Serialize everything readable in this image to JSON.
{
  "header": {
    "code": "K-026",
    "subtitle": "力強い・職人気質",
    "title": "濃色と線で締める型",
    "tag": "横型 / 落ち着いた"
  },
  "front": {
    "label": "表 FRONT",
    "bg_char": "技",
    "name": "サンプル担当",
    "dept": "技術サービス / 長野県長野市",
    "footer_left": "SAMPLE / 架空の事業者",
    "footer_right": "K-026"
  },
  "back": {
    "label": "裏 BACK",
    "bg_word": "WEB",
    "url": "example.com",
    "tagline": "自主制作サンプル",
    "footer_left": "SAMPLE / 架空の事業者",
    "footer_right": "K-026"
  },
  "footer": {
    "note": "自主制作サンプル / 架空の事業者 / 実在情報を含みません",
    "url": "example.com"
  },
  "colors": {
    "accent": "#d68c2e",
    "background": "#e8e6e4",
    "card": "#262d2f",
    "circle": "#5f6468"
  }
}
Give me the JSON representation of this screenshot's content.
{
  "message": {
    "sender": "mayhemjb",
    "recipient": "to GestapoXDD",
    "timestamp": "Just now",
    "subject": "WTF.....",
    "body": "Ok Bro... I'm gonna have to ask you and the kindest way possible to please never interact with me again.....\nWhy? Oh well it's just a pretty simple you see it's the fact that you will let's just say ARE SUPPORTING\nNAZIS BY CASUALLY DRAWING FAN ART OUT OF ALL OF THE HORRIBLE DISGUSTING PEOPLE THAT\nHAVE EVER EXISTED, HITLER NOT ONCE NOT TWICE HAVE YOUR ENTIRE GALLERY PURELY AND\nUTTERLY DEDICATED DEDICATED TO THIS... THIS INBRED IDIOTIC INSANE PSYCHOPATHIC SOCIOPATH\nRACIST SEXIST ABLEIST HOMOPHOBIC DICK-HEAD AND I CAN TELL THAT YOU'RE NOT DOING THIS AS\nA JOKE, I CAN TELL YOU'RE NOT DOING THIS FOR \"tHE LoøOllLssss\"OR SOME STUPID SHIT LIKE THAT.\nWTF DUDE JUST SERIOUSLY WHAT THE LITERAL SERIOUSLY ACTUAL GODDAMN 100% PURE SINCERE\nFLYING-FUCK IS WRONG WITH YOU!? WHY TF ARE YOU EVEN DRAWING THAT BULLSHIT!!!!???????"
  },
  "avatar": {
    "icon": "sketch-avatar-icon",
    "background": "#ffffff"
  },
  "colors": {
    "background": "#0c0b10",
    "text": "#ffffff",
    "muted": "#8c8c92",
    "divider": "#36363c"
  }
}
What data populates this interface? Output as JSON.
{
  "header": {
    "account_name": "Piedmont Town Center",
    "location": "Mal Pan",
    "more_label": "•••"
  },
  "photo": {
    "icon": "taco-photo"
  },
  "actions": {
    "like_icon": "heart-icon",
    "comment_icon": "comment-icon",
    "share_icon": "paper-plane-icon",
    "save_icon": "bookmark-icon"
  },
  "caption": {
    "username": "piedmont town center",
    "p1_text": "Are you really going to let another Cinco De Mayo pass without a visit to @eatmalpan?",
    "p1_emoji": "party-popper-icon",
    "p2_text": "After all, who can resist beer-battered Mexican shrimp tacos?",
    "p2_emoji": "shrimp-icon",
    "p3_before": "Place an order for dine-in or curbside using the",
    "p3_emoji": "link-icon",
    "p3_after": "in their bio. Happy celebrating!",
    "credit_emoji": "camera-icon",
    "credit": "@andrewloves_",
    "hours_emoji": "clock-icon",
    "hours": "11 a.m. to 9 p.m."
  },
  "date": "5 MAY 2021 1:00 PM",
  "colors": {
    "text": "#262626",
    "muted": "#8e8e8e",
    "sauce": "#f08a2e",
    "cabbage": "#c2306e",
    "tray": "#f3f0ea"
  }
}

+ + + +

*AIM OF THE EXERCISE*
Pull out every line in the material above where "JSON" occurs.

*FINAL ANSWER*
Serialize everything readable in this image to JSON.
Give me the JSON representation of this screenshot's content.
What data populates this interface? Output as JSON.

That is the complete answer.